Task details - Apart from the images, every record below must be given again without alteration.

App and web page records:
'''
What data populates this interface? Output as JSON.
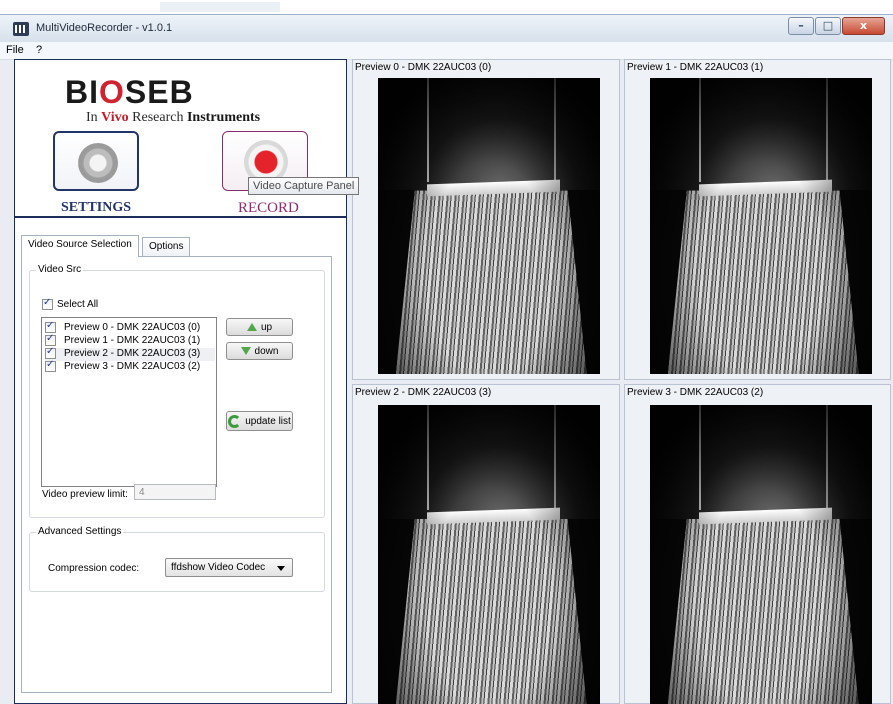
{
  "window": {
    "title": "MultiVideoRecorder - v1.0.1",
    "controls": {
      "minimize": "–",
      "maximize": "□",
      "close": "x"
    }
  },
  "menu": {
    "file": "File",
    "help": "?"
  },
  "logo": {
    "main_left": "BI",
    "main_o": "O",
    "main_right": "SEB",
    "sub_in": "In ",
    "sub_vivo": "Vivo",
    "sub_research": " Research ",
    "sub_instruments": "Instruments"
  },
  "buttons": {
    "settings_label": "SETTINGS",
    "record_label": "RECORD",
    "record_tooltip": "Video Capture Panel"
  },
  "tabs": [
    {
      "label": "Video Source Selection",
      "active": true
    },
    {
      "label": "Options",
      "active": false
    }
  ],
  "video_src": {
    "group_title": "Video Src",
    "select_all": "Select All",
    "sources": [
      {
        "label": "Preview 0 - DMK 22AUC03 (0)",
        "checked": true
      },
      {
        "label": "Preview 1 - DMK 22AUC03 (1)",
        "checked": true
      },
      {
        "label": "Preview 2 - DMK 22AUC03 (3)",
        "checked": true,
        "selected": true
      },
      {
        "label": "Preview 3 - DMK 22AUC03 (2)",
        "checked": true
      }
    ],
    "up_button": "up",
    "down_button": "down",
    "update_button": "update list",
    "preview_limit_label": "Video preview limit:",
    "preview_limit_value": "4"
  },
  "advanced": {
    "group_title": "Advanced Settings",
    "codec_label": "Compression codec:",
    "codec_value": "ffdshow Video Codec"
  },
  "previews": [
    {
      "title": "Preview 0 - DMK 22AUC03 (0)"
    },
    {
      "title": "Preview 1 - DMK 22AUC03 (1)"
    },
    {
      "title": "Preview 2 - DMK 22AUC03 (3)"
    },
    {
      "title": "Preview 3 - DMK 22AUC03 (2)"
    }
  ],
  "colors": {
    "panel_border": "#1d2d5a",
    "settings_text": "#243468",
    "record_text": "#8d2a72",
    "record_dot": "#e4232b",
    "logo_red": "#d0232f"
  },
  "icons": [
    "app-icon",
    "gear-icon",
    "record-icon",
    "up-arrow-icon",
    "down-arrow-icon",
    "refresh-icon",
    "dropdown-arrow-icon"
  ]
}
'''
Reply to the exercise -
What data populates this interface? Output as JSON.
{
  "window": {
    "title": "MultiVideoRecorder - v1.0.1",
    "controls": {
      "minimize": "–",
      "maximize": "□",
      "close": "x"
    }
  },
  "menu": {
    "file": "File",
    "help": "?"
  },
  "logo": {
    "main_left": "BI",
    "main_o": "O",
    "main_right": "SEB",
    "sub_in": "In ",
    "sub_vivo": "Vivo",
    "sub_research": " Research ",
    "sub_instruments": "Instruments"
  },
  "buttons": {
    "settings_label": "SETTINGS",
    "record_label": "RECORD",
    "record_tooltip": "Video Capture Panel"
  },
  "tabs": [
    {
      "label": "Video Source Selection",
      "active": true
    },
    {
      "label": "Options",
      "active": false
    }
  ],
  "video_src": {
    "group_title": "Video Src",
    "select_all": "Select All",
    "sources": [
      {
        "label": "Preview 0 - DMK 22AUC03 (0)",
        "checked": true
      },
      {
        "label": "Preview 1 - DMK 22AUC03 (1)",
        "checked": true
      },
      {
        "label": "Preview 2 - DMK 22AUC03 (3)",
        "checked": true,
        "selected": true
      },
      {
        "label": "Preview 3 - DMK 22AUC03 (2)",
        "checked": true
      }
    ],
    "up_button": "up",
    "down_button": "down",
    "update_button": "update list",
    "preview_limit_label": "Video preview limit:",
    "preview_limit_value": "4"
  },
  "advanced": {
    "group_title": "Advanced Settings",
    "codec_label": "Compression codec:",
    "codec_value": "ffdshow Video Codec"
  },
  "previews": [
    {
      "title": "Preview 0 - DMK 22AUC03 (0)"
    },
    {
      "title": "Preview 1 - DMK 22AUC03 (1)"
    },
    {
      "title": "Preview 2 - DMK 22AUC03 (3)"
    },
    {
      "title": "Preview 3 - DMK 22AUC03 (2)"
    }
  ],
  "colors": {
    "panel_border": "#1d2d5a",
    "settings_text": "#243468",
    "record_text": "#8d2a72",
    "record_dot": "#e4232b",
    "logo_red": "#d0232f"
  },
  "icons": [
    "app-icon",
    "gear-icon",
    "record-icon",
    "up-arrow-icon",
    "down-arrow-icon",
    "refresh-icon",
    "dropdown-arrow-icon"
  ]
}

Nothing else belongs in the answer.